What is involved in a hip replacement operation?
Most hip replacement operations are performed under general anaesthetic, but you could also choose to have an epidural, which means you’ll be conscious during the procedure but will not be able to feel any pain. Both your socket and the rounded ball at the top of the thigh bone (femur) will be replaced with artificial parts.
The surgeon will hollow out the socket in your hip, and remove the very top part of your femur. He also makes a short hollow tube down into your femur and inserts a slightly angled titanium alloy shaft with a ball attached at the top. A high-density polythene socket is placed into the hollowed-out socket so that the ball of the shaft in your femur fits snugly into it. Your hip joint is now totally replaced.
The artificial parts are fixed into your body using two different methods:
- Special bone glue or cement – the metal shaft and plastic socket are both secured in place with a special glue
- Permeable material – the metal shaft and plastic socket have tiny holes all over them so that healthy bone can grow into, and fuse around, them.
Why have a hip replacement operation?
There are many advantages to having the operation over just leaving the situation as it is:
- It is one of the most reliable operations in the field of orthopaedic surgery with patients reporting a dramatic improvement in their quality of life.
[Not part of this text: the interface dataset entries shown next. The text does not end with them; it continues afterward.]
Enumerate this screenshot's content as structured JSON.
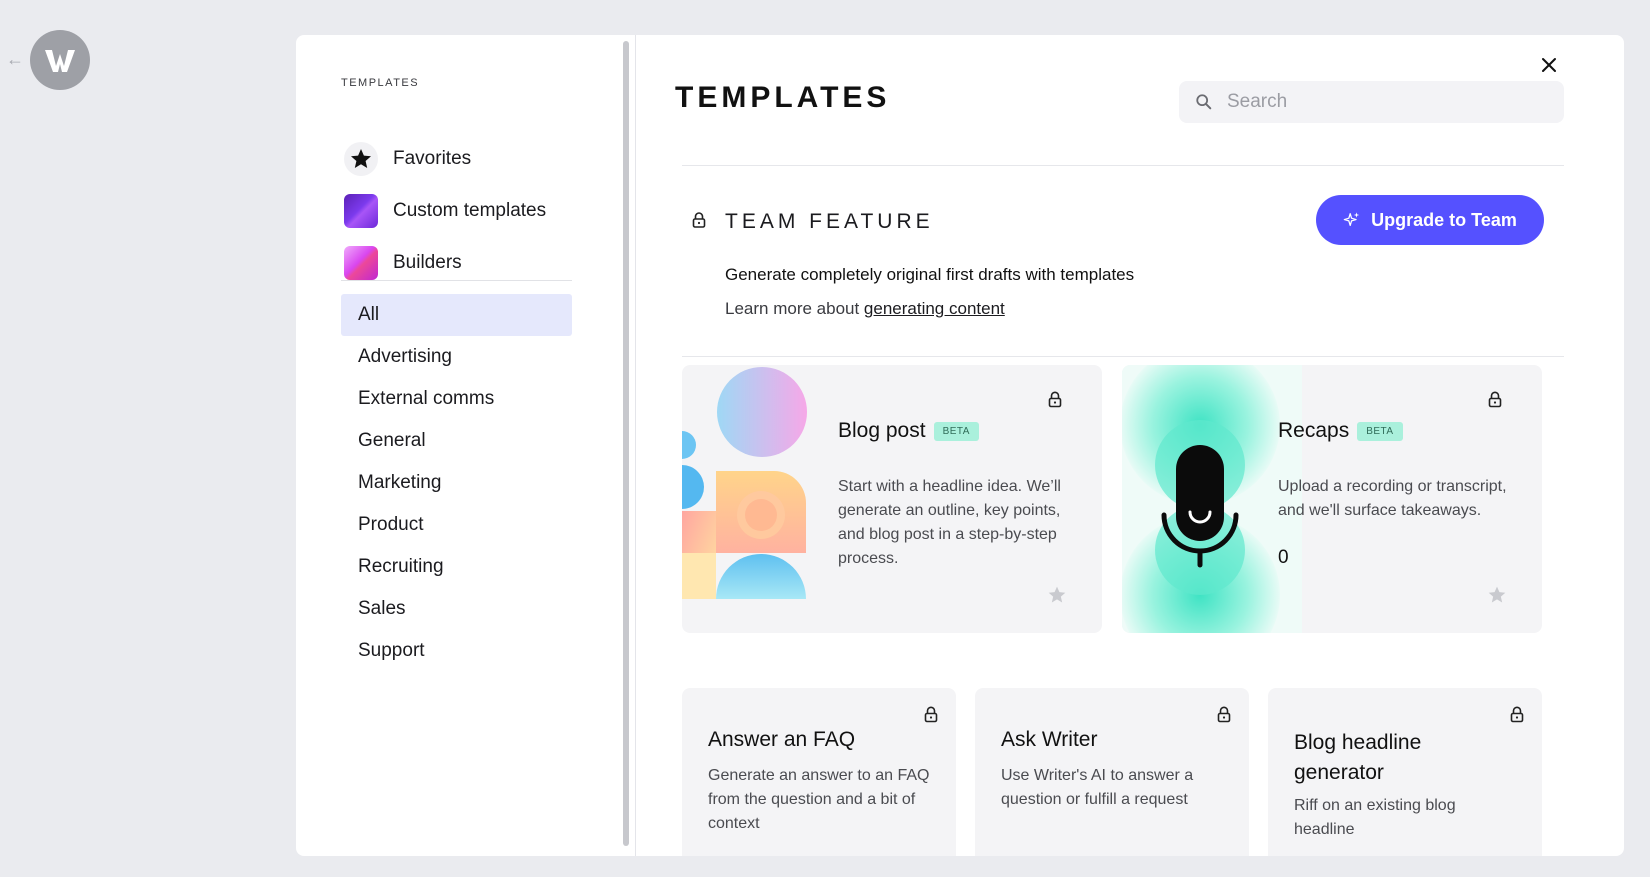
{
  "app": {
    "logo_letter": "W"
  },
  "sidebar": {
    "heading": "TEMPLATES",
    "top_items": [
      {
        "label": "Favorites",
        "icon": "star-icon"
      },
      {
        "label": "Custom templates",
        "icon": "custom-templates-icon"
      },
      {
        "label": "Builders",
        "icon": "builders-icon"
      }
    ],
    "categories": [
      {
        "label": "All",
        "active": true
      },
      {
        "label": "Advertising"
      },
      {
        "label": "External comms"
      },
      {
        "label": "General"
      },
      {
        "label": "Marketing"
      },
      {
        "label": "Product"
      },
      {
        "label": "Recruiting"
      },
      {
        "label": "Sales"
      },
      {
        "label": "Support"
      }
    ]
  },
  "main": {
    "title": "TEMPLATES",
    "search": {
      "placeholder": "Search",
      "value": ""
    },
    "team_feature": {
      "title": "TEAM FEATURE",
      "upgrade_label": "Upgrade to Team",
      "description": "Generate completely original first drafts with templates",
      "learn_prefix": "Learn more about ",
      "learn_link": "generating content"
    },
    "featured_cards": [
      {
        "title": "Blog post",
        "badge": "BETA",
        "description": "Start with a headline idea. We’ll generate an outline, key points, and blog post in a step-by-step process."
      },
      {
        "title": "Recaps",
        "badge": "BETA",
        "description": "Upload a recording or transcript, and we'll surface takeaways.",
        "count": "0"
      }
    ],
    "cards": [
      {
        "title": "Answer an FAQ",
        "description": "Generate an answer to an FAQ from the question and a bit of context"
      },
      {
        "title": "Ask Writer",
        "description": "Use Writer's AI to answer a question or fulfill a request"
      },
      {
        "title": "Blog headline generator",
        "description": "Riff on an existing blog headline"
      }
    ]
  },
  "colors": {
    "accent": "#5551ff",
    "active_category_bg": "#e5e8fc",
    "beta_badge_bg": "#aaf0dc",
    "page_bg": "#eaebef"
  }
}
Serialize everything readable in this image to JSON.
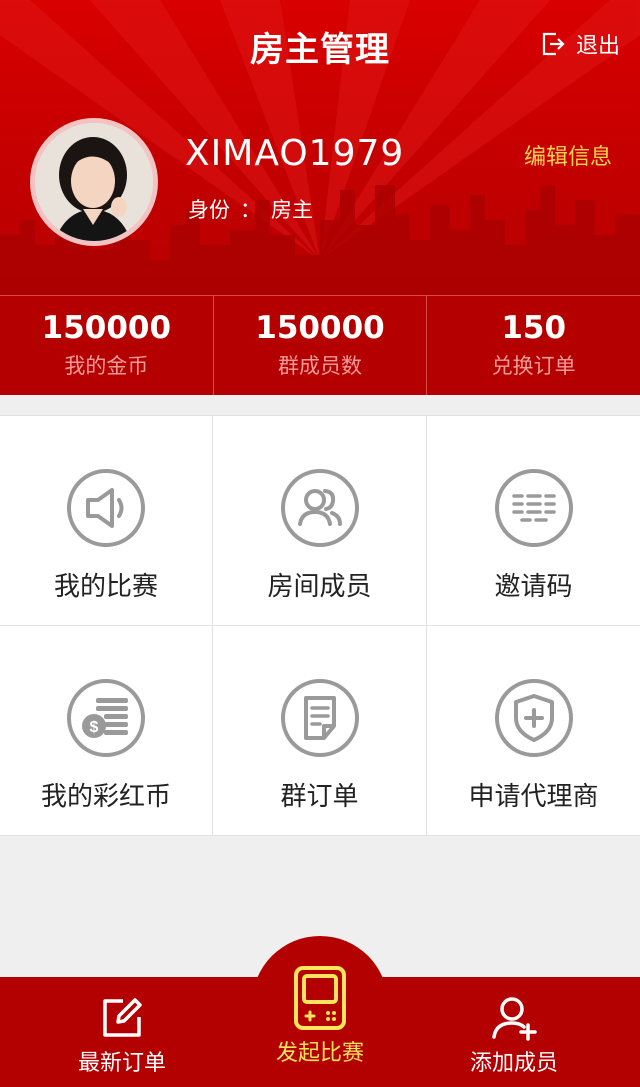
{
  "header": {
    "title": "房主管理",
    "logout_label": "退出",
    "username": "XIMAO1979",
    "identity_label": "身份",
    "identity_sep": "：",
    "identity_value": "房主",
    "edit_label": "编辑信息"
  },
  "stats": [
    {
      "value": "150000",
      "label": "我的金币"
    },
    {
      "value": "150000",
      "label": "群成员数"
    },
    {
      "value": "150",
      "label": "兑换订单"
    }
  ],
  "grid": [
    {
      "label": "我的比赛",
      "icon": "megaphone-icon"
    },
    {
      "label": "房间成员",
      "icon": "members-icon"
    },
    {
      "label": "邀请码",
      "icon": "code-list-icon"
    },
    {
      "label": "我的彩红币",
      "icon": "coins-icon"
    },
    {
      "label": "群订单",
      "icon": "document-icon"
    },
    {
      "label": "申请代理商",
      "icon": "shield-plus-icon"
    }
  ],
  "nav": {
    "left_label": "最新订单",
    "center_label": "发起比赛",
    "right_label": "添加成员"
  },
  "colors": {
    "primary_red": "#c40000",
    "dark_red": "#b30000",
    "accent_yellow": "#ffd34d",
    "icon_gray": "#9a9a9a"
  }
}
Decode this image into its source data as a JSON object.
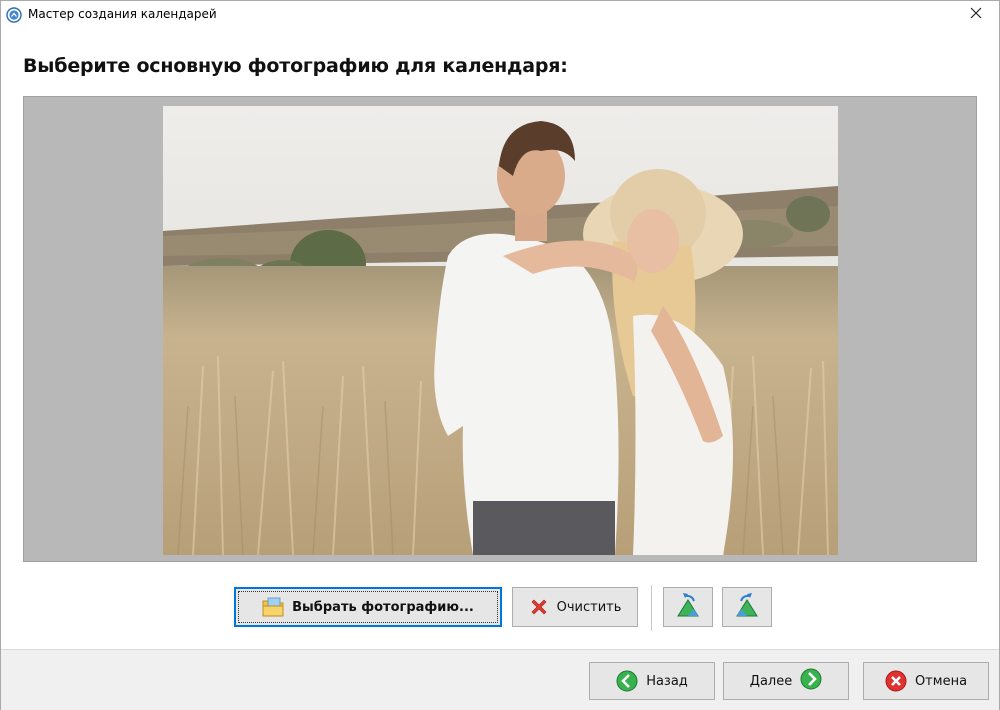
{
  "window": {
    "title": "Мастер создания календарей",
    "close_icon": "close-icon"
  },
  "main": {
    "heading": "Выберите основную фотографию для календаря:",
    "photo": {
      "description_icon": "couple-in-wheat-field-photo",
      "sky_color": "#e8e6e2",
      "field_color": "#c9b18a"
    }
  },
  "toolbar": {
    "choose_label": "Выбрать фотографию...",
    "clear_label": "Очистить",
    "rotate_left_icon": "rotate-left-icon",
    "rotate_right_icon": "rotate-right-icon"
  },
  "footer": {
    "back_label": "Назад",
    "next_label": "Далее",
    "cancel_label": "Отмена"
  },
  "colors": {
    "accent": "#0078d7",
    "preview_bg": "#b8b8b8",
    "button_bg": "#e6e6e6",
    "footer_bg": "#f0f0f0"
  }
}
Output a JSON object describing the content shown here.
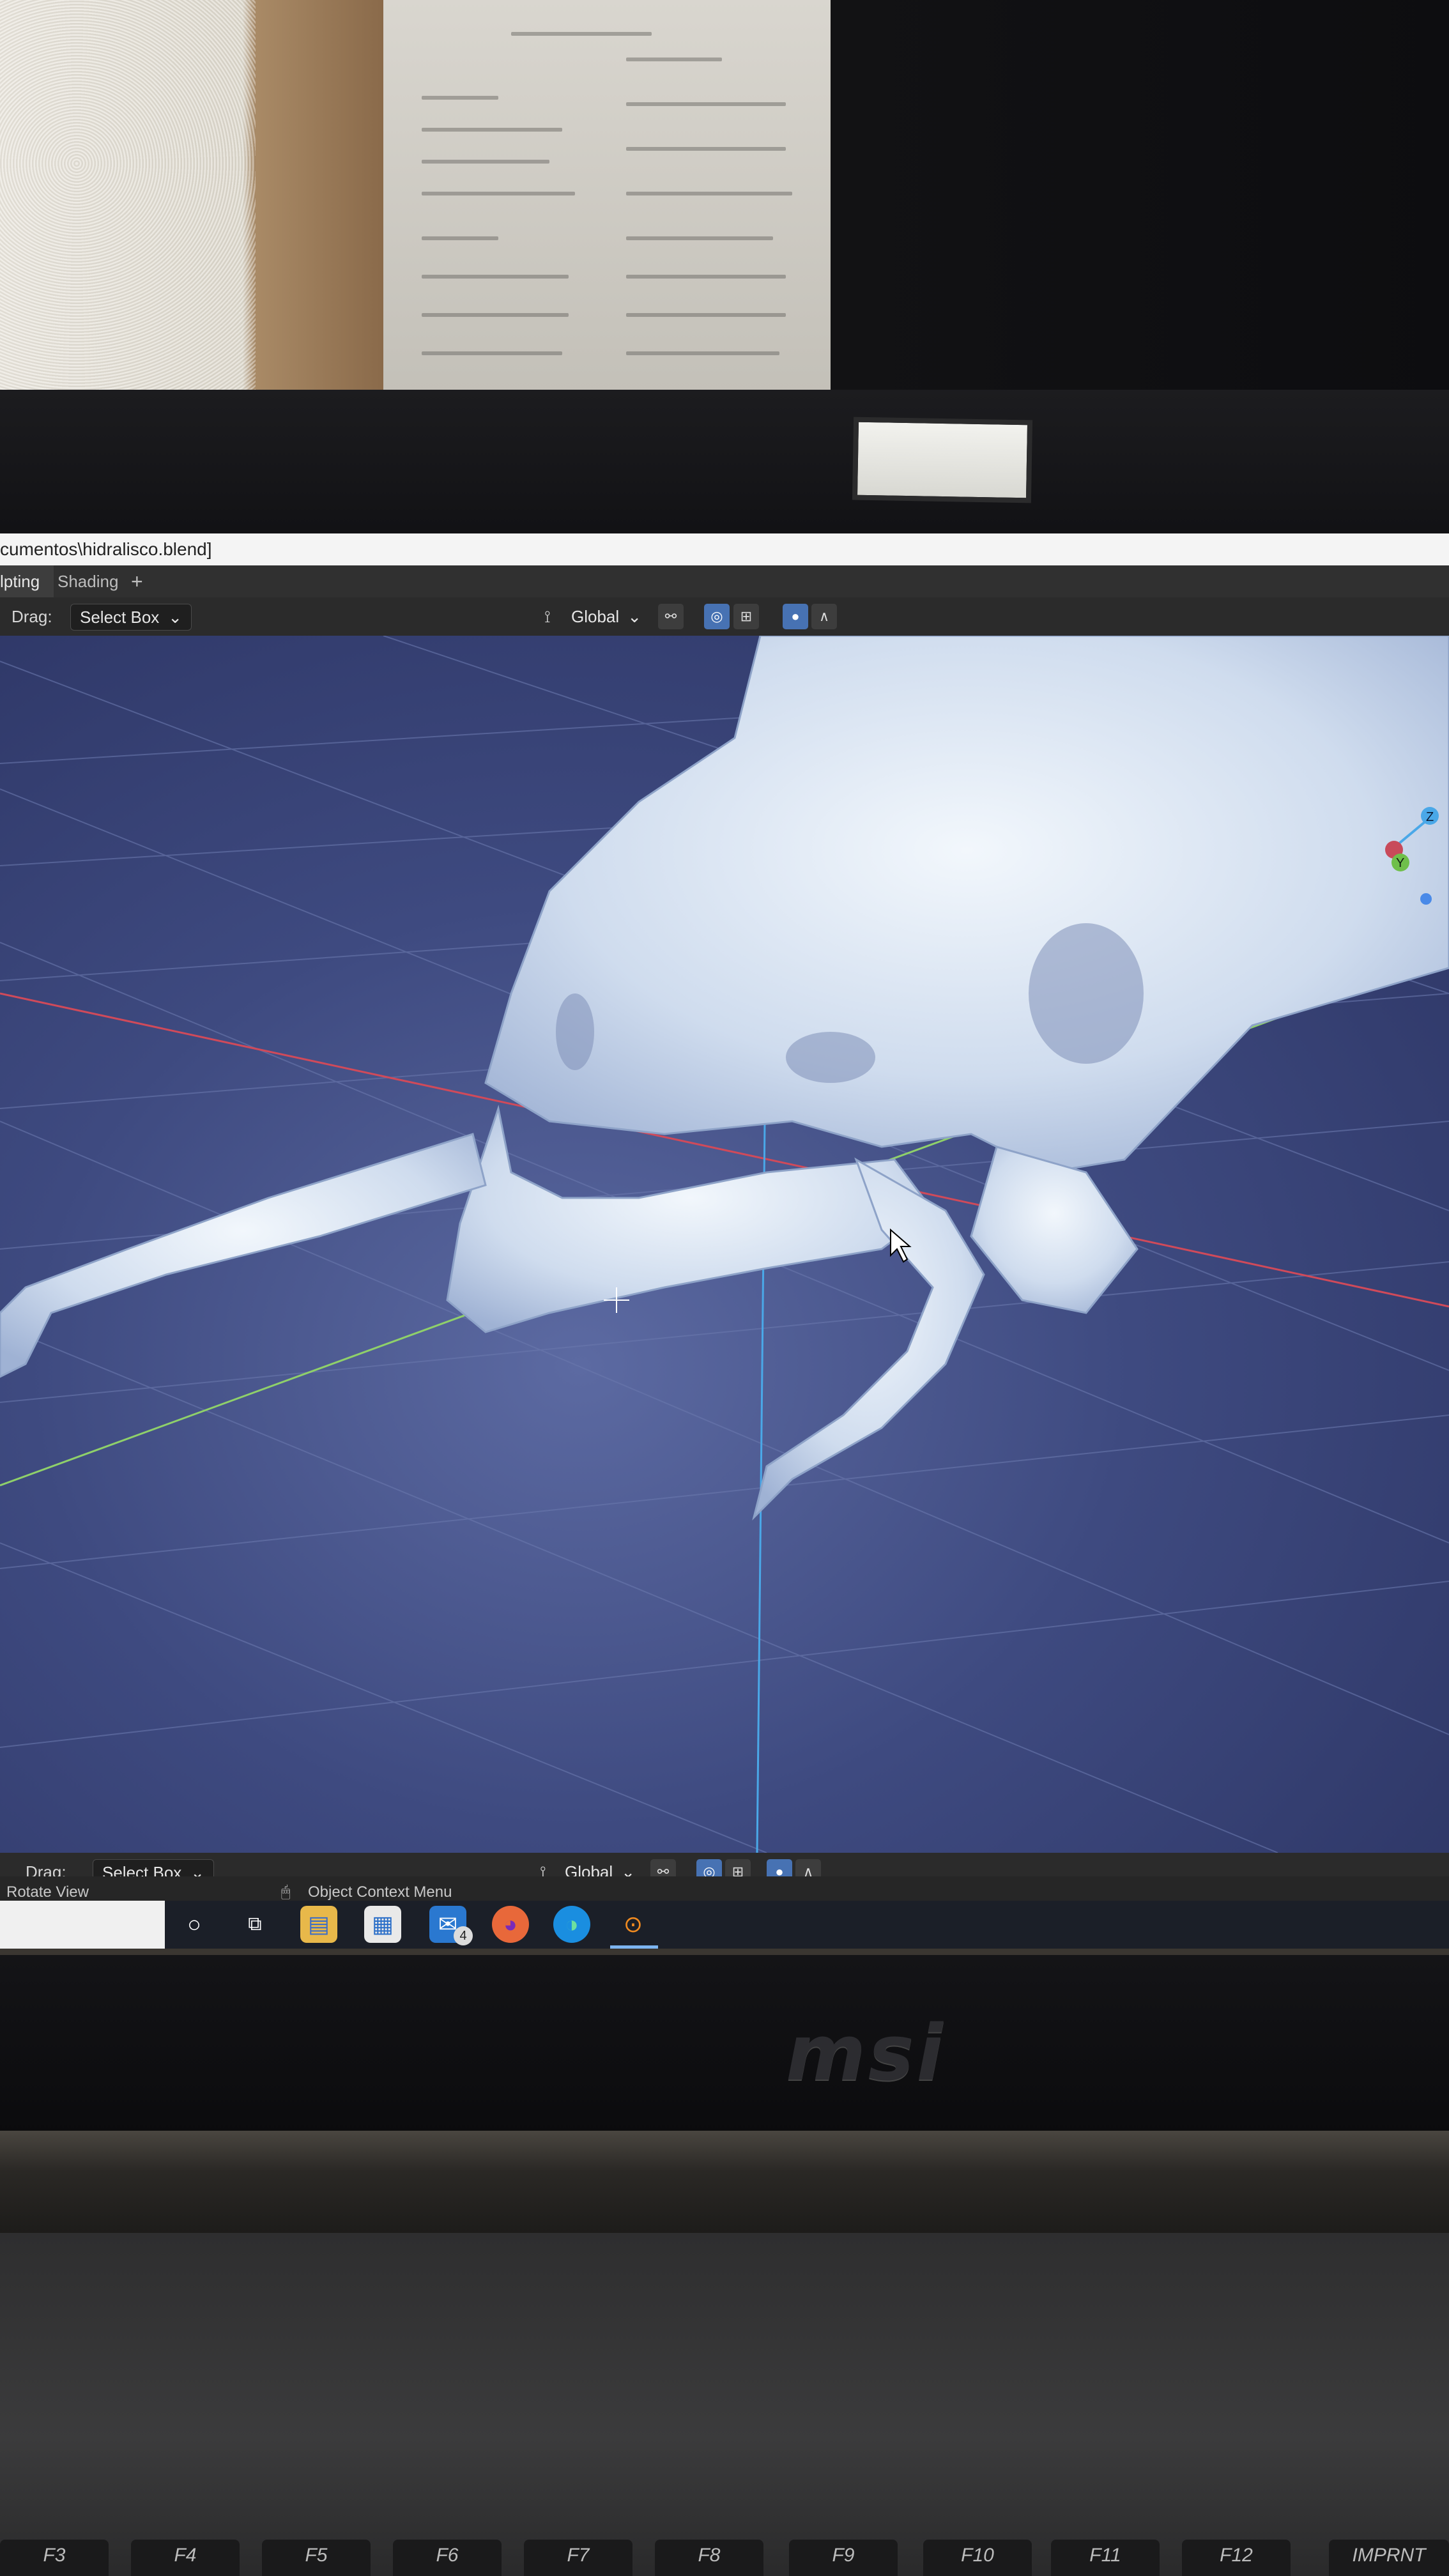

Many people become completely pain free and find they can move again without difficulty.
- Arthritis, and other damage to the hip joint that causes chronic pain, is incurable. It will never get better by itself and unfortunately is likely to gradually get worse.
- Although hip replacements may result in some discomfort at the time it very quickly wears off, and within two - three weeks most patients report the pain has almost gone. This compares favourably to the never-ending pain of arthritis.
- If you’ve found everyday movements quite difficult, after the hip replacement operation you should regain your former level of mobility, allowing you to partake in gentle exercise and leisure pursuits.
- Many patients who suffer from arthritis of both hips, but who’ve only had a single hip replacement operation, ask for a second one as soon as possible.
Hip replacements are now classified as routine but as with all surgery, there are some risks. Most people do not experience any problems after undergoing the procedure.